The big truck makers are starting to take electric trucks seriously
For years, the leading companies making electric trucks — from delivery vans to pickups to heavy-duty semi-trucks — were startups. The multinational giants that make the bulk of the diesel-powered trucks that carry America's goods or help companies maintain infrastructure largely idled on the sidelines.
But in 2019, things are changing: battery costs are dropping, and states such as California are ramping up incentives and mandates for zero-emission buses and trucks. And now the big truck makers are starting to make some more substantial moves into this market.
On Wednesday at the ACT Expo — a large advanced fleet conference in Long Beach, California — the CEO of Daimler Trucks, Roger Nielsen, declared that the beginning of the post-internal combustion engine era for commercial vehicles is here. For commercial trucks, "the road to emissions-free driving will be driven by battery electric vehicles," Nielsen said.

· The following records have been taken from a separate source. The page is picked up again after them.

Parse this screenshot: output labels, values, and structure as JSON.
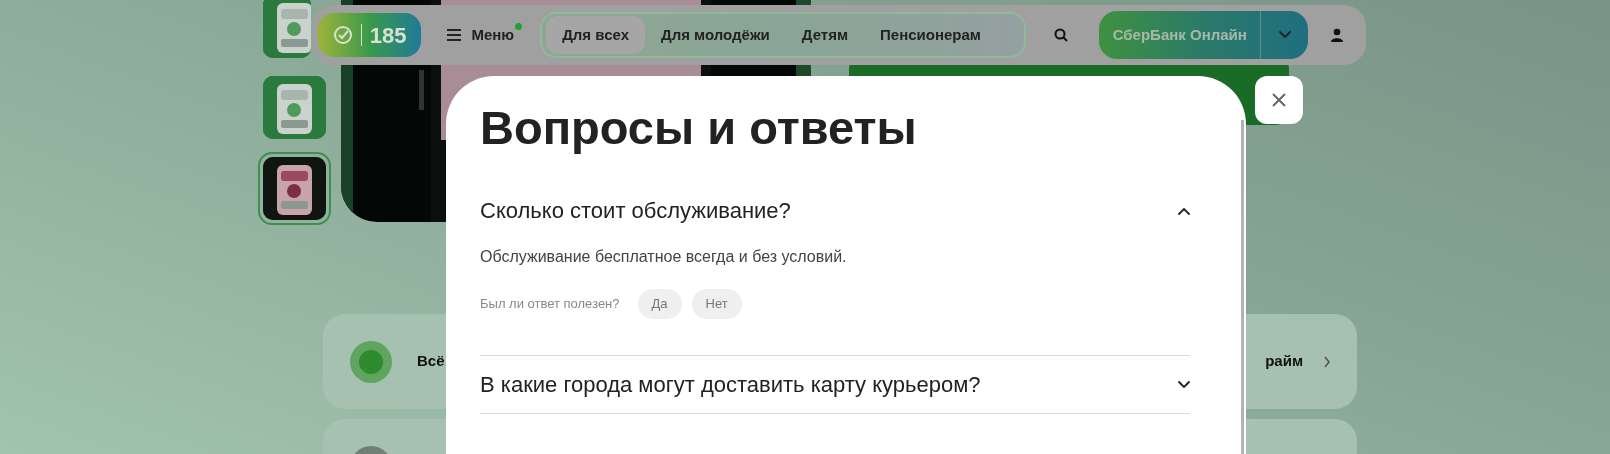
{
  "page": {
    "thumbnails": [
      {
        "selected": false
      },
      {
        "selected": false
      },
      {
        "selected": true
      }
    ],
    "cards": [
      {
        "kind": "link",
        "title": "Всё",
        "trailing": "райм"
      },
      {
        "kind": "link"
      }
    ]
  },
  "header": {
    "logo_text": "185",
    "menu": {
      "label": "Меню",
      "badge": true
    },
    "tabs": [
      {
        "label": "Для всех",
        "selected": true
      },
      {
        "label": "Для молодёжи",
        "selected": false
      },
      {
        "label": "Детям",
        "selected": false
      },
      {
        "label": "Пенсионерам",
        "selected": false
      }
    ],
    "cta": "СберБанк Онлайн"
  },
  "modal": {
    "title": "Вопросы и ответы",
    "items": [
      {
        "question": "Сколько стоит обслуживание?",
        "expanded": true,
        "answer": "Обслуживание бесплатное всегда и без условий.",
        "feedback": {
          "prompt": "Был ли ответ полезен?",
          "options": [
            "Да",
            "Нет"
          ]
        }
      },
      {
        "question": "В какие города могут доставить карту курьером?",
        "expanded": false
      }
    ]
  }
}
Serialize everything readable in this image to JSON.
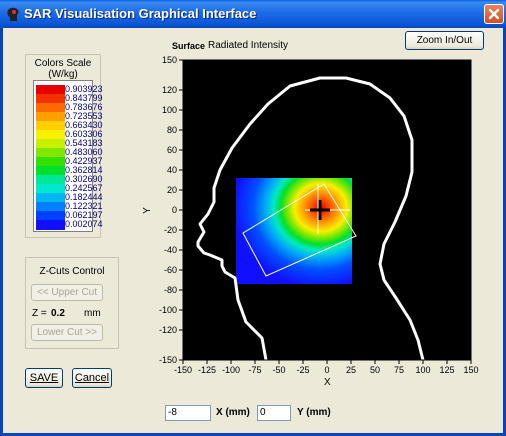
{
  "window": {
    "title": "SAR Visualisation Graphical Interface"
  },
  "plot": {
    "surface_label": "Surface",
    "surface_value": "Radiated Intensity",
    "zoom_label": "Zoom In/Out",
    "xlabel": "X",
    "ylabel": "Y",
    "xticks": [
      "-150",
      "-125",
      "-100",
      "-75",
      "-50",
      "-25",
      "0",
      "25",
      "50",
      "75",
      "100",
      "125",
      "150"
    ],
    "yticks": [
      "150",
      "120",
      "100",
      "80",
      "60",
      "40",
      "20",
      "0",
      "-20",
      "-40",
      "-60",
      "-80",
      "-100",
      "-120",
      "-150"
    ]
  },
  "colorscale": {
    "title_line1": "Colors Scale",
    "title_line2": "(W/kg)",
    "entries": [
      {
        "color": "#e60000",
        "value": "0.903923"
      },
      {
        "color": "#f23000",
        "value": "0.843799"
      },
      {
        "color": "#ff6a00",
        "value": "0.783676"
      },
      {
        "color": "#ff9f00",
        "value": "0.723553"
      },
      {
        "color": "#ffcf00",
        "value": "0.663430"
      },
      {
        "color": "#f8f000",
        "value": "0.603306"
      },
      {
        "color": "#c8f000",
        "value": "0.543183"
      },
      {
        "color": "#80e800",
        "value": "0.483060"
      },
      {
        "color": "#34e000",
        "value": "0.422937"
      },
      {
        "color": "#00e02c",
        "value": "0.362814"
      },
      {
        "color": "#00e896",
        "value": "0.302690"
      },
      {
        "color": "#00e8d0",
        "value": "0.242567"
      },
      {
        "color": "#00b8f0",
        "value": "0.182444"
      },
      {
        "color": "#0080ff",
        "value": "0.122321"
      },
      {
        "color": "#0040ff",
        "value": "0.062197"
      },
      {
        "color": "#1010ff",
        "value": "0.002074"
      }
    ]
  },
  "zcuts": {
    "title": "Z-Cuts Control",
    "upper_label": "<< Upper Cut",
    "z_label": "Z =",
    "z_value": "0.2",
    "z_unit": "mm",
    "lower_label": "Lower Cut >>"
  },
  "buttons": {
    "save": "SAVE",
    "cancel": "Cancel"
  },
  "coords": {
    "x_value": "-8",
    "x_label": "X (mm)",
    "y_value": "0",
    "y_label": "Y (mm)"
  }
}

In a world where these OEMs merely have been dabbling with numerous technologies such as natural gas, renewable diesel, fuel cells and even propane, the declaration was bold and definitive. Daimler Trucks, which will have customers testing 50 or so electric trucks and buses on roads in the United States by the end of this year, "is committed" and "this is our future," Nielsen said.
The "truck market" is diverse. Daimler Trucks — the largest commercial heavy-duty truck maker in the United States with its Freightliner brand — sells hundreds of thousands of heavy-duty, class 8 trucks to shipping companies, and companies with large hauling fleets every year. Volvo, Navistar and Paccar are also big players in this class 8 truck market.
Shipping companies that move goods in urban areas, like UPS and Amazon, buy medium-duty trucks (class 4 to 7) like the Sprinter vans made by Mercedes-Benz (a division of Daimler). Companies buy tens of thousands of these trucks per year in the United States.
Then there are pickup trucks, which are bought by companies and also consumers. Particularly in the United States, these things are rockstars. They move millions of units per year in the U.S. market, and Ford alone sold over a million of its F-series pickup trucks in 2018, or one every 30 seconds.
While delivery vans seem to be moving steadily toward battery power, the big question mark has been the class 8 heavy-duty trucks. Can batteries move such a heavy load far distances and meet the needs of shippers?
But Daimler isn't the only heavy-duty truck OEM to start embracing battery electric.
Volvo Trucks is working on building 23 heavy-duty electric trucks using a $44.8 million grant from the California Air Resources Board for the South Coast Air Quality Management District. The trucks, Volvo's first in North America, will be used to move goods at ports and distribution centers in southern California.
Volvo already makes electric trucks and buses for the European market and plans to commercialize them in North America in 2020. Daimler hopes to start manufacturing production electric trucks in a Portland, Oregon, factory in 2021.
"We've seen a surprising amount of demand from customers [in North America]. They are interested in evaluating this technology," said Keith Brandis, vice president of partnerships and strategic solutions with Volvo Group, in an interview with GreenBiz.
Meanwhile, Ford announced this week that it's investing $500 million into an electric pickup truck startup called Rivian. In addition to the funding, Ford and Rivian say they plan to make an electric vehicle together (which probably will be some kind of truck).
Ford, like Volvo and Daimler, largely has sat on the sidelines of electrification in years past. The company makes the best-selling pickup truck in America, the F-150, and has announced vague plans to make a hybrid version and (more recently) an all-electric version of the F-series trucks.
But as Ford has waited to see how the market unfolds, startup XL has built a business off of converting Ford's F-series trucks to both hybrid and battery-electric. And Rivian has been using Ford F-150s as mules (test cars) for the startup's battery and powertrain tech. Now Rivian looks like the big bet for Ford.
It'll be several years before these OEMs are able to deliver their electric trucks at any kind of volume that would rival their diesel truck business. Will the lag enable some startups to gain traction with truck fleet operators?
Earlier this month, startup Nikola Motor Company showed off its hydrogen fuel cell-powered semi-trucks at an event in Chandler, Arizona. Beer maker Anheuser Busch plans to buy up to 800 of them.
Tesla has developed an electric semi-truck and has brought in early customers such as PepsiCo, Walmart and UPS. Tesla's CEO Elon Musk also has said that an electric pickup truck is in the works, too.
The startups might not be the worst thing for the big OEMs. That might end up being just the slow pace of innovation.
While Daimler's Nielsen proclaimed his commitment to EVs, he also said that it's still early days for electric trucks and that the industry needs batteries that are half the cost and size and double the energy density. "There's no business case today for a sane and sober fleet manager to buy a battery electric truck," said Nielsen — instead, in the short term, the industry needs to rely on government incentives and industry partnerships.